In his latest New York Timespiece on President Obama's unpopularity, Matt Bai continues to ignore the fact that there is an economy, and it isn't very good:
In proposing an economic package this week that includes spending $50 billion on roads, rail lines and other projects, President Obama opened the fall election season by doing what he has done from the first days of his administration: arguing that, in effect, stimulating the economy today and reordering it for decades to come are basically the same thing.

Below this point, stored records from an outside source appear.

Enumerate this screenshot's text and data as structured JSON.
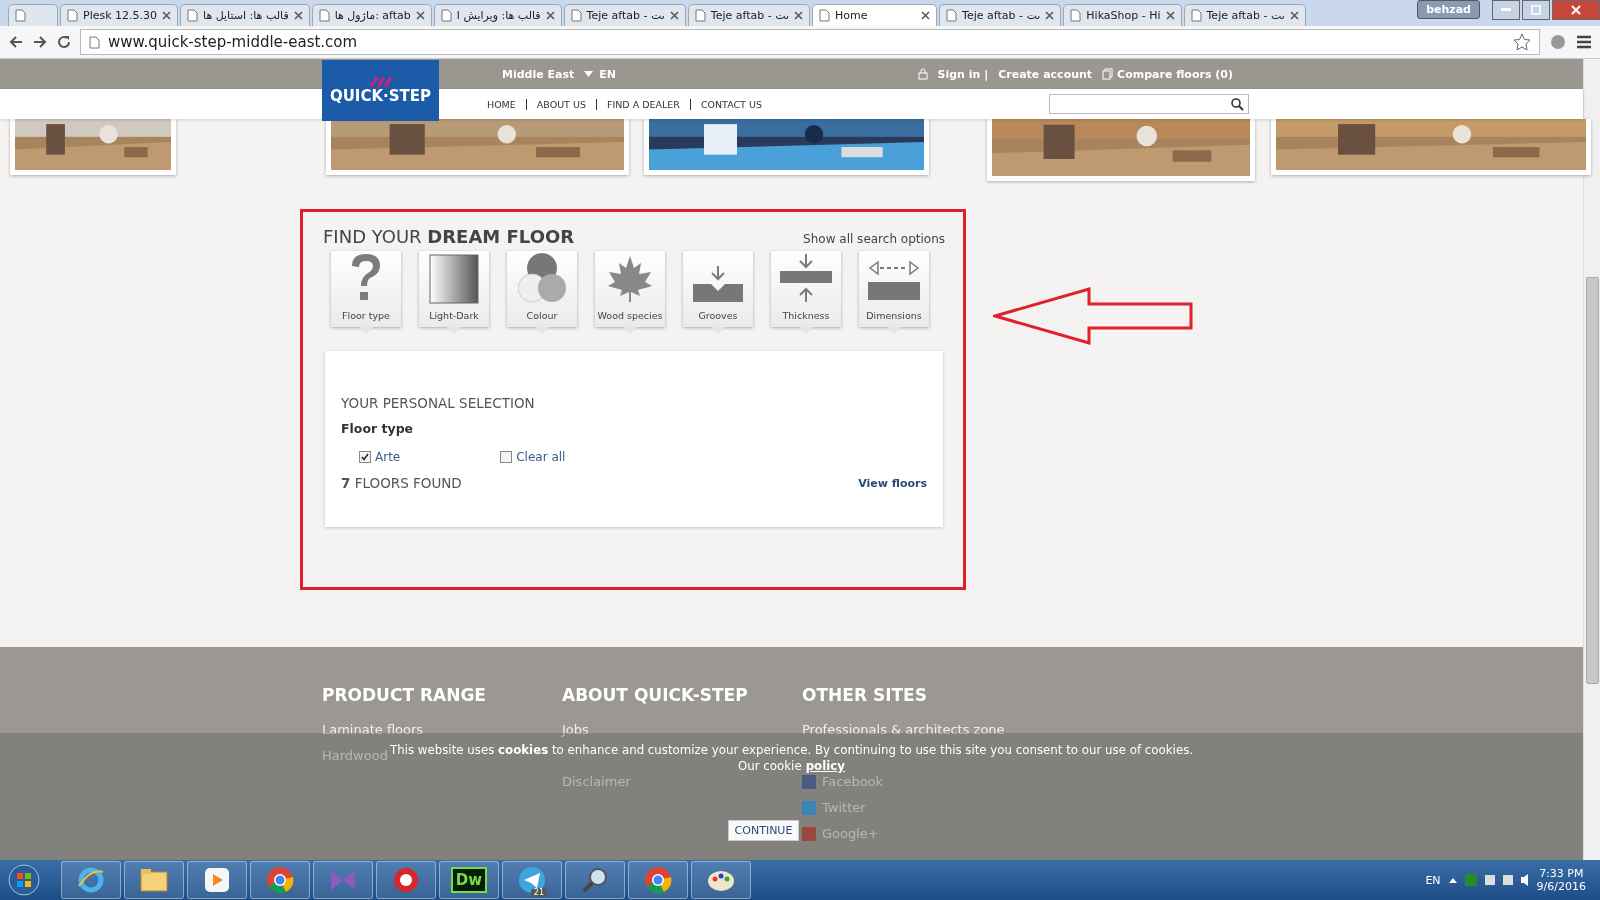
{
  "browser": {
    "tabs": [
      {
        "selected": false
      },
      {
        "title": "Plesk 12.5.30",
        "selected": false
      },
      {
        "title": "قالب ها: استایل ها",
        "selected": false
      },
      {
        "title": "ماژول ها: aftab",
        "selected": false
      },
      {
        "title": "قالب ها: ویرایش ا",
        "selected": false
      },
      {
        "title": "Teje aftab - ىت",
        "selected": false
      },
      {
        "title": "Teje aftab - ىت",
        "selected": false
      },
      {
        "title": "Home",
        "selected": true
      },
      {
        "title": "Teje aftab - ىت",
        "selected": false
      },
      {
        "title": "HikaShop - Hi",
        "selected": false
      },
      {
        "title": "Teje aftab - ىت",
        "selected": false
      }
    ],
    "user": "behzad",
    "url": "www.quick-step-middle-east.com"
  },
  "header": {
    "logo": "QUICK·STEP",
    "region": "Middle East",
    "language": "EN",
    "account_links": [
      "Sign in |",
      "Create account"
    ],
    "compare": "Compare floors (0)",
    "nav": [
      "HOME",
      "ABOUT US",
      "FIND A DEALER",
      "CONTACT US"
    ]
  },
  "finder": {
    "title_light": "FIND YOUR",
    "title_bold": "DREAM FLOOR",
    "show_all": "Show all search options",
    "filters": [
      {
        "label": "Floor type",
        "kind": "question"
      },
      {
        "label": "Light-Dark",
        "kind": "gradient"
      },
      {
        "label": "Colour",
        "kind": "circles"
      },
      {
        "label": "Wood species",
        "kind": "leaf"
      },
      {
        "label": "Grooves",
        "kind": "grooves"
      },
      {
        "label": "Thickness",
        "kind": "thickness"
      },
      {
        "label": "Dimensions",
        "kind": "dimensions"
      }
    ],
    "selection": {
      "title": "YOUR PERSONAL SELECTION",
      "group": "Floor type",
      "options": [
        {
          "label": "Arte",
          "checked": true
        },
        {
          "label": "Clear all",
          "checked": false
        }
      ],
      "count": "7",
      "found": "FLOORS FOUND",
      "view": "View floors"
    }
  },
  "footer": {
    "columns": [
      {
        "heading": "PRODUCT RANGE",
        "links": [
          "Laminate floors",
          "Hardwood"
        ]
      },
      {
        "heading": "ABOUT QUICK-STEP",
        "links": [
          "Jobs",
          "Disclaimer"
        ]
      },
      {
        "heading": "OTHER SITES",
        "links": [
          "Professionals & architects zone"
        ],
        "social": [
          "Facebook",
          "Twitter",
          "Google+"
        ]
      }
    ]
  },
  "cookie_banner": {
    "text": "This website uses **cookies** to enhance and customize your experience. By continuing to use this site you consent to our use of cookies.",
    "policy_prefix": "Our cookie",
    "policy_link": "policy",
    "button": "CONTINUE"
  },
  "taskbar": {
    "apps": [
      {
        "kind": "ie"
      },
      {
        "kind": "folder"
      },
      {
        "kind": "media"
      },
      {
        "kind": "chrome"
      },
      {
        "kind": "vs"
      },
      {
        "kind": "red"
      },
      {
        "kind": "dw",
        "label": "Dw"
      },
      {
        "kind": "telegram",
        "badge": "21"
      },
      {
        "kind": "search"
      },
      {
        "kind": "chrome"
      },
      {
        "kind": "paint"
      }
    ],
    "language": "EN",
    "time": "7:33 PM",
    "date": "9/6/2016"
  }
}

For those of us on the train for Senate reform, Elizabeth Drew's Politicopiece is worth reading, as she offers a very strong -- and very convincing -- defense of the chamber's status quo. The short of her argument is that reformers are vastly overstating the extent to which the body is paralyzed or "dysfunctional"; by and large, Drew argues, this Senate has "essentially met all of the president's major goals," including one of the most significant public-policy "breakthroughs" in a generation. Yes, the Senate hasn't moved on climate change and immigration, but as Drew notes, those are issues where there is significant disagreement within the Democratic caucus.